SMBC researcher Bob Reitsma holds a small bird and talks to a group of students and teachers about the Neighborhood Nestwatch program

Neighborhood Nestwatch provides a fun and educational outdoor opportunity for second- to eighth-grade students, right in their schoolyard. This critically important outreach takes place primarily in under-resourced communities throughout the Washington, D.C., region where children and teens rarely encounter wildlife.

As with the backyard version of Neighborhood Nestwatch, participants are taught how to identify and monitor birds, as well as to send observations back to the Smithsonian’s Migratory Bird Center. Each year Smithsonian scientists turn a local park or participating schoolyard into an outdoor classroom. They conduct live bird-banding demonstrations and offer other engaging activities aligned with current national and state curriculum standards. See an example of a Neighborhood Nestwatch lesson plan.

For students these experiences can increase science literacy, promote environmental stewardship, and open minds to the possibility of a career in a science or technology field. School visits take place during the backyard-visit season and begin as early in the morning as possible.

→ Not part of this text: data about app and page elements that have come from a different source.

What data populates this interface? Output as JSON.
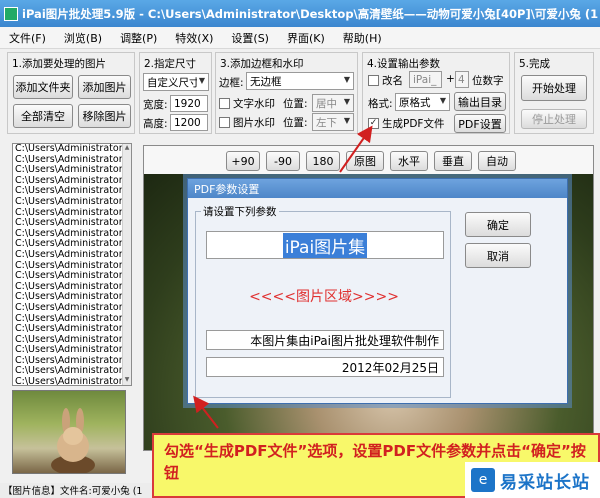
{
  "window": {
    "title": "iPai图片批处理5.9版 - C:\\Users\\Administrator\\Desktop\\高清壁纸——动物可爱小兔[40P]\\可爱小兔 (1"
  },
  "menu": [
    {
      "label": "文件(F)"
    },
    {
      "label": "浏览(B)"
    },
    {
      "label": "调整(P)"
    },
    {
      "label": "特效(X)"
    },
    {
      "label": "设置(S)"
    },
    {
      "label": "界面(K)"
    },
    {
      "label": "帮助(H)"
    }
  ],
  "panel1": {
    "label": "1.添加要处理的图片",
    "add_folder": "添加文件夹",
    "add_image": "添加图片",
    "clear_all": "全部清空",
    "remove_image": "移除图片"
  },
  "panel2": {
    "label": "2.指定尺寸",
    "size_mode": "自定义尺寸",
    "width_label": "宽度:",
    "width_value": "1920",
    "height_label": "高度:",
    "height_value": "1200"
  },
  "panel3": {
    "label": "3.添加边框和水印",
    "border_label": "边框:",
    "border_value": "无边框",
    "text_watermark": "文字水印",
    "image_watermark": "图片水印",
    "position_label": "位置:",
    "position1": "居中",
    "position2": "左下"
  },
  "panel4": {
    "label": "4.设置输出参数",
    "rename_label": "改名",
    "rename_value": "iPai_",
    "plus": "+",
    "digits_value": "4",
    "digits_label": "位数字",
    "format_label": "格式:",
    "format_value": "原格式",
    "output_dir": "输出目录",
    "gen_pdf": "生成PDF文件",
    "pdf_settings": "PDF设置"
  },
  "panel5": {
    "label": "5.完成",
    "start": "开始处理",
    "stop": "停止处理"
  },
  "files": [
    "C:\\Users\\Administrator\\D",
    "C:\\Users\\Administrator\\D",
    "C:\\Users\\Administrator\\D",
    "C:\\Users\\Administrator\\D",
    "C:\\Users\\Administrator\\D",
    "C:\\Users\\Administrator\\D",
    "C:\\Users\\Administrator\\D",
    "C:\\Users\\Administrator\\D",
    "C:\\Users\\Administrator\\D",
    "C:\\Users\\Administrator\\D",
    "C:\\Users\\Administrator\\D",
    "C:\\Users\\Administrator\\D",
    "C:\\Users\\Administrator\\D",
    "C:\\Users\\Administrator\\D",
    "C:\\Users\\Administrator\\D",
    "C:\\Users\\Administrator\\D",
    "C:\\Users\\Administrator\\D",
    "C:\\Users\\Administrator\\D",
    "C:\\Users\\Administrator\\D",
    "C:\\Users\\Administrator\\D",
    "C:\\Users\\Administrator\\D",
    "C:\\Users\\Administrator\\D",
    "C:\\Users\\Administrator\\D"
  ],
  "toolbar": [
    {
      "label": "+90"
    },
    {
      "label": "-90"
    },
    {
      "label": "180"
    },
    {
      "label": "原图"
    },
    {
      "label": "水平"
    },
    {
      "label": "垂直"
    },
    {
      "label": "自动"
    }
  ],
  "dialog": {
    "title": "PDF参数设置",
    "group_label": "请设置下列参数",
    "pdf_title": "iPai图片集",
    "image_area": "<<<<图片区域>>>>",
    "description": "本图片集由iPai图片批处理软件制作",
    "date": "2012年02月25日",
    "ok": "确定",
    "cancel": "取消"
  },
  "statusbar": {
    "text": "【图片信息】文件名:可爱小兔 (1"
  },
  "callout": {
    "text": "勾选“生成PDF文件”选项，设置PDF文件参数并点击“确定”按钮"
  },
  "watermark": {
    "text": "易采站长站",
    "logo": "e"
  },
  "colors": {
    "title_blue": "#3b86cf",
    "callout_red": "#d12020",
    "callout_bg": "#f8f86a",
    "pdf_title_highlight": "#3b7fd8"
  }
}
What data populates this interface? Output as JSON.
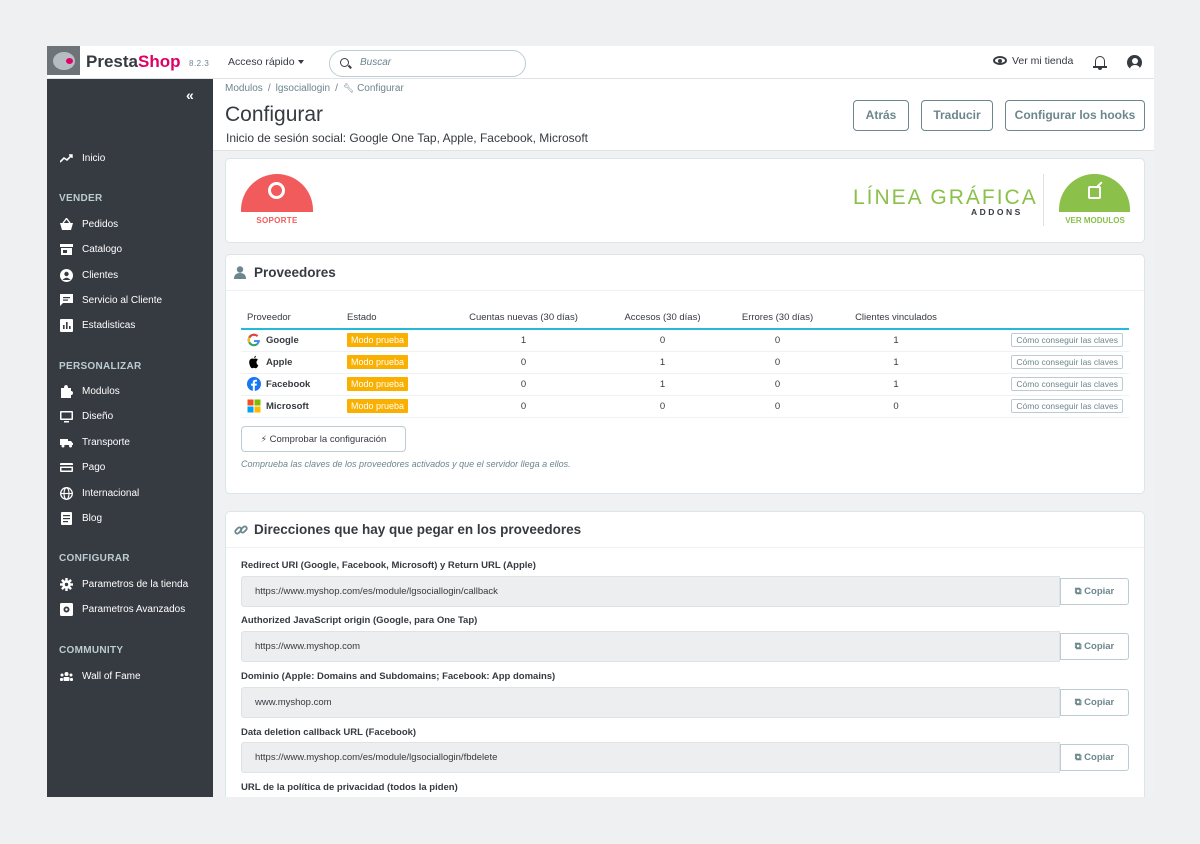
{
  "header": {
    "brand_part1": "Presta",
    "brand_part2": "Shop",
    "version": "8.2.3",
    "quick_access": "Acceso rápido",
    "search_placeholder": "Buscar",
    "view_shop": "Ver mi tienda"
  },
  "sidebar": {
    "collapse": "«",
    "items": {
      "inicio": "Inicio",
      "sec_vender": "VENDER",
      "pedidos": "Pedidos",
      "catalogo": "Catalogo",
      "clientes": "Clientes",
      "servicio": "Servicio al Cliente",
      "estadisticas": "Estadisticas",
      "sec_personalizar": "PERSONALIZAR",
      "modulos": "Modulos",
      "diseno": "Diseño",
      "transporte": "Transporte",
      "pago": "Pago",
      "internacional": "Internacional",
      "blog": "Blog",
      "sec_configurar": "CONFIGURAR",
      "parametros_tienda": "Parametros de la tienda",
      "parametros_avanzados": "Parametros Avanzados",
      "sec_community": "COMMUNITY",
      "wall": "Wall of Fame"
    }
  },
  "page": {
    "breadcrumb": [
      "Modulos",
      "lgsociallogin",
      "Configurar"
    ],
    "title": "Configurar",
    "subtitle": "Inicio de sesión social: Google One Tap, Apple, Facebook, Microsoft",
    "buttons": {
      "back": "Atrás",
      "translate": "Traducir",
      "hooks": "Configurar los hooks"
    }
  },
  "banner": {
    "support": "SOPORTE",
    "brand": "LÍNEA GRÁFICA",
    "brand_sub": "ADDONS",
    "view_modules": "VER MODULOS"
  },
  "providers": {
    "title": "Proveedores",
    "columns": [
      "Proveedor",
      "Estado",
      "Cuentas nuevas (30 días)",
      "Accesos (30 días)",
      "Errores (30 días)",
      "Clientes vinculados"
    ],
    "rows": [
      {
        "name": "Google",
        "status": "Modo prueba",
        "new": "1",
        "access": "0",
        "errors": "0",
        "linked": "1",
        "action": "Cómo conseguir las claves"
      },
      {
        "name": "Apple",
        "status": "Modo prueba",
        "new": "0",
        "access": "1",
        "errors": "0",
        "linked": "1",
        "action": "Cómo conseguir las claves"
      },
      {
        "name": "Facebook",
        "status": "Modo prueba",
        "new": "0",
        "access": "1",
        "errors": "0",
        "linked": "1",
        "action": "Cómo conseguir las claves"
      },
      {
        "name": "Microsoft",
        "status": "Modo prueba",
        "new": "0",
        "access": "0",
        "errors": "0",
        "linked": "0",
        "action": "Cómo conseguir las claves"
      }
    ],
    "check_button": "Comprobar la configuración",
    "check_note": "Comprueba las claves de los proveedores activados y que el servidor llega a ellos."
  },
  "urls": {
    "title": "Direcciones que hay que pegar en los proveedores",
    "copy_label": "Copiar",
    "items": [
      {
        "label": "Redirect URI (Google, Facebook, Microsoft) y Return URL (Apple)",
        "value": "https://www.myshop.com/es/module/lgsociallogin/callback"
      },
      {
        "label": "Authorized JavaScript origin (Google, para One Tap)",
        "value": "https://www.myshop.com"
      },
      {
        "label": "Dominio (Apple: Domains and Subdomains; Facebook: App domains)",
        "value": "www.myshop.com"
      },
      {
        "label": "Data deletion callback URL (Facebook)",
        "value": "https://www.myshop.com/es/module/lgsociallogin/fbdelete"
      },
      {
        "label": "URL de la política de privacidad (todos la piden)",
        "value": ""
      }
    ]
  }
}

Visits include age-appropriate content and last about 2 to 4 hours, depending on the number of classes involved.

Read a Smithsonian Insider article about this program.